While asparagus seems like a national obsession from the menus in all the restaurants, there is still a lot of local food. For example, I noticed that a good deal of cheeses and meats served at the breakfast buffet at my hotel are from Finland. In addition, there are the amazing false morels.

These guys are the first on the scene in spring in Finland. Only problem, they are deadly poisonous if not cooked properly and illegal in many countries. Yikes! Okay, maybe THAT is why they celebrate with asparagus.

Saturday, May 8, 2010

Mushroom ragout with arugula and poached egg

So for my last post, I was trying to take a picture of some eggs and accidentally cracked an egg. Uh oh. Well, when life hands you a cracked egg, you poach it! I took the opportunity to do my spin on one of my favorite dishes at Craigie on Main. If doing this for guests, prepare most everything ahead so that you can focus on the poached eggs. I usually make this for myself, so I only have to poach one egg. If you have an egg poacher gizmo, it will probably be a lot easier.

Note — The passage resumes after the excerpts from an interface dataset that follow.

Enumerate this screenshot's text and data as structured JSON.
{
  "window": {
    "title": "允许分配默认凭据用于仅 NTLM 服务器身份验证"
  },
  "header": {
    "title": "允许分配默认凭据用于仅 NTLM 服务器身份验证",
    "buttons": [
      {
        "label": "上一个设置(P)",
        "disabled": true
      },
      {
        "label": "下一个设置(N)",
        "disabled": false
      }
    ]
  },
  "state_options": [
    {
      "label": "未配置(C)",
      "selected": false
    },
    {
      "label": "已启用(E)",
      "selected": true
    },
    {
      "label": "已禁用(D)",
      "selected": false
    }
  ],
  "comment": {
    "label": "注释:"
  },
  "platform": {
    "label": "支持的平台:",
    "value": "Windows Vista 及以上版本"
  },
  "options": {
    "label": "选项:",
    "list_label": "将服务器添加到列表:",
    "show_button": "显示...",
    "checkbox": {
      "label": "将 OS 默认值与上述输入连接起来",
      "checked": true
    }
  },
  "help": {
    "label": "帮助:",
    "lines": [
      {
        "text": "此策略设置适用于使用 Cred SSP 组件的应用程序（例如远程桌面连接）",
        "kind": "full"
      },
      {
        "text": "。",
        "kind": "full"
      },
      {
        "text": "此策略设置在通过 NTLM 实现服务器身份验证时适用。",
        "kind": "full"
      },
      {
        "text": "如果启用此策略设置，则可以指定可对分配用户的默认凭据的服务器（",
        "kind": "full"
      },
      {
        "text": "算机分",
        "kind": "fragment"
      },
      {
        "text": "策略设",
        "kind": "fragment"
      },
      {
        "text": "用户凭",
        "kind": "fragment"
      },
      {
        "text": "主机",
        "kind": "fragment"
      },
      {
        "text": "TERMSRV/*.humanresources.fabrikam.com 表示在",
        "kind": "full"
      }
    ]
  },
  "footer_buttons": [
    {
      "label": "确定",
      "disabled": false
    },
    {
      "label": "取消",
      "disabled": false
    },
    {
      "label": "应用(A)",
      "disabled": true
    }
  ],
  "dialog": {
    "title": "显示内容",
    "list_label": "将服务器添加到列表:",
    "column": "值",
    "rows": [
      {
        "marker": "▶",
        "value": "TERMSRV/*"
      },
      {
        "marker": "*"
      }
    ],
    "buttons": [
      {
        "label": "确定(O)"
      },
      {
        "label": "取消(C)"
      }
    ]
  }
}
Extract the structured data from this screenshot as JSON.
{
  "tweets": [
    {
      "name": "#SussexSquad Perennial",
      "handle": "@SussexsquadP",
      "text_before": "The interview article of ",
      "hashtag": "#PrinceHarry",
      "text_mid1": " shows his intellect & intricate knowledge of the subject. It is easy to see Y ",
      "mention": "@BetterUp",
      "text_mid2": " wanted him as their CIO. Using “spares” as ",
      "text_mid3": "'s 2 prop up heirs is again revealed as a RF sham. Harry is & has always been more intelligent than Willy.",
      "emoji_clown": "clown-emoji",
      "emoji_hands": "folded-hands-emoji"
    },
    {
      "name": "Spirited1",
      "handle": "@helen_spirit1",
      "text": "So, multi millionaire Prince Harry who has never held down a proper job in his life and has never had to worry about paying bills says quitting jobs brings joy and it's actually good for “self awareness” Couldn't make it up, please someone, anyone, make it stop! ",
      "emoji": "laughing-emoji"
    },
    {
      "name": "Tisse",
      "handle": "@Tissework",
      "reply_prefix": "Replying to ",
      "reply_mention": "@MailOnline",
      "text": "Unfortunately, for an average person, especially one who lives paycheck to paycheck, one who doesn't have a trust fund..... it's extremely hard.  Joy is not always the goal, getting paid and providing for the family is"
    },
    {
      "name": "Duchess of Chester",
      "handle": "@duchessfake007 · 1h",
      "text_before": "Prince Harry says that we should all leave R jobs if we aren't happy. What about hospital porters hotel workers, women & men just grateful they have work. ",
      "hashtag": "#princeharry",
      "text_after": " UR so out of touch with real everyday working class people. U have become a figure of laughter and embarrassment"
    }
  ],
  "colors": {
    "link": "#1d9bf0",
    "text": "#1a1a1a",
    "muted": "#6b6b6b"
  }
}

Ingredients (for four servings):
  • Mix of mushrooms (bag of dried morels, 2 portobello, 8 shitake)
  • 1 - 2 C baby arugula
  • 1 C whole basil leaves
  • 2 C cooked pasta
  • 1 C white wine
  • 1/4 C butter
  • 2 T olive oil
  • 4 cloves garlic
  • 4 eggs
  • 2 oz shaved or grated Parmesan cheese
  • salt and pepper
A few words on mushrooms. I try to do local and in season with mushrooms, but splurged on the morels. I also had to extend my "local" reach out of New England and down to Pennsylvania for the portobellos and shitakes. If you're using reconstituted dried mushrooms like morels or chanterelles wait till the raw mushrooms are fully cooked before adding them. Also reserve the water you use to reconstitute them. Sure, it's a little stinky but it makes the most amazing broth. If you don't reconstitute any of your mushrooms just add a cup of water where the recipe calls for the mushroom juice and cook a little longer.

In a large sauce pan, heat olive oil over medium high flame. Add sliced raw mushrooms. When the mushrooms are fully softened and browned on both sides, add the garlic and about a teaspoon of salt (less if you're not a fan of salt). Stir frequently to avoid burning the garlic. When the garlic is cooked through add any reconstituted shrooms, their juice, and the white wine.

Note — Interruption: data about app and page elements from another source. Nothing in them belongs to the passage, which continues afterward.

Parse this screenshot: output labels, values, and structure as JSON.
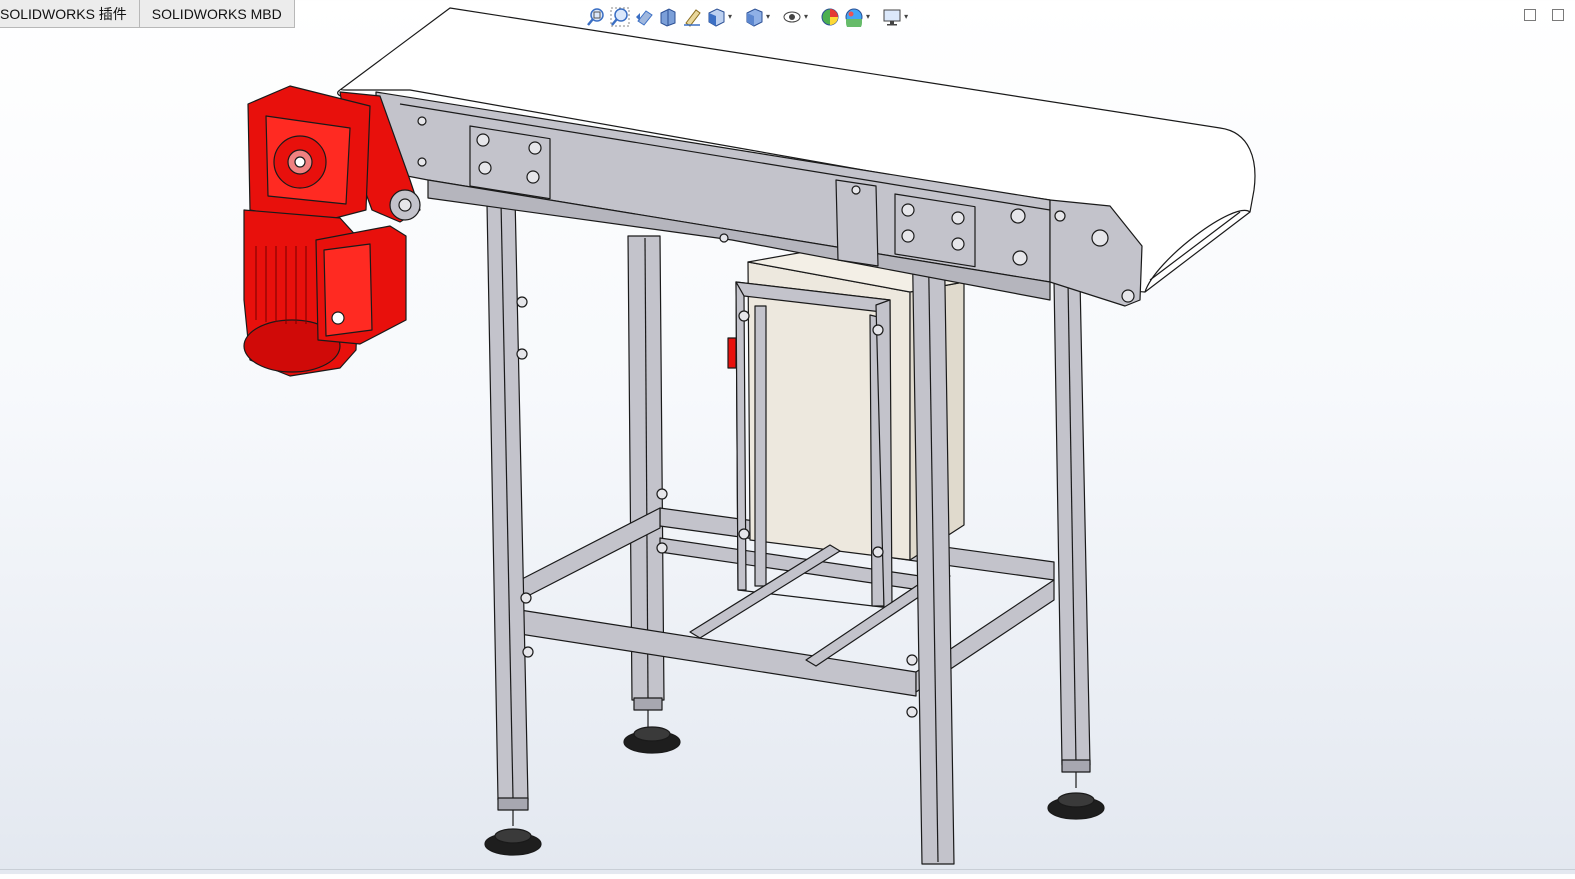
{
  "tabs": [
    {
      "label": "SOLIDWORKS 插件"
    },
    {
      "label": "SOLIDWORKS MBD"
    }
  ],
  "heads_up_toolbar": {
    "icons": [
      "zoom-to-fit-icon",
      "zoom-to-area-icon",
      "previous-view-icon",
      "section-view-icon",
      "dynamic-annotation-icon",
      "view-orientation-icon",
      "display-style-icon",
      "hide-show-items-icon",
      "edit-appearance-icon",
      "apply-scene-icon",
      "view-settings-icon"
    ]
  },
  "colors": {
    "motor_red": "#e8100c",
    "frame_gray": "#c3c3cb",
    "belt_white": "#ffffff",
    "cabinet_beige": "#ede8de",
    "foot_black": "#1e1e1e",
    "edge_black": "#1a1a1a",
    "icon_blue": "#3b6fc4"
  },
  "model": {
    "assembly": "belt-conveyor",
    "parts": [
      "conveyor-belt",
      "side-frame",
      "drive-motor",
      "gearbox",
      "support-legs",
      "cross-braces",
      "control-cabinet",
      "leveling-feet"
    ]
  }
}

While you're doing this, cook the pasta. I had just made some ricotta cavatelli, so used that. I think gnocchi would also be a nice choice. Make sure to reserve about 2 C of the pasta water.

Add the butter and a cup of the pasta water to the mushroom mix. The starch in the water will help make a bit of a gravy for the mushrooms.

Now comes the fun part... poaching the eggs. Now that I know the vinegar trick, I really love poached eggs and have used them in other recipes. Add about a tablespoon of white vinegar to the poaching water. Bring the water to a full boil. Crack the eggs into separate ramekins (or other small container) so that you can drop one in all at once. Have your spoon ready so that you can quickly coax the white of the egg back to the yolk. Repeat with the other eggs.

Add the cooked pasta in with the mushrooms. Check that there's still a broth. Add a little more water if it has dried up. Spoon the mushroom and pasta mix into bowls. Sprinkle generously with cheese. Add a mix of arugula and basil on top.

This meal was the only use I made of my winter garden of arugula. Growing salad greens in a window in winter is difficult. But this was so worth it. While I usually use thyme and rosemary with mushrooms, the spicy and tangy flavors of the arugula and basil really balanced the richness of the mushrooms and the yolk of the egg.

You want the yolks to be pretty runny, so try to cook them for about 2 - 3 minutes max. Then scoop them out with a slotted spoon and put on top of the mound of mushrooms, cheese, and greens. Sprinkle with a little more salt and pepper and serve.

To eat, pierce the egg and mix the yolk in with the sauce of the ragout. You will likely want to eat this with a spoon or at least have some bread on hand to sop up the rest of the sauce.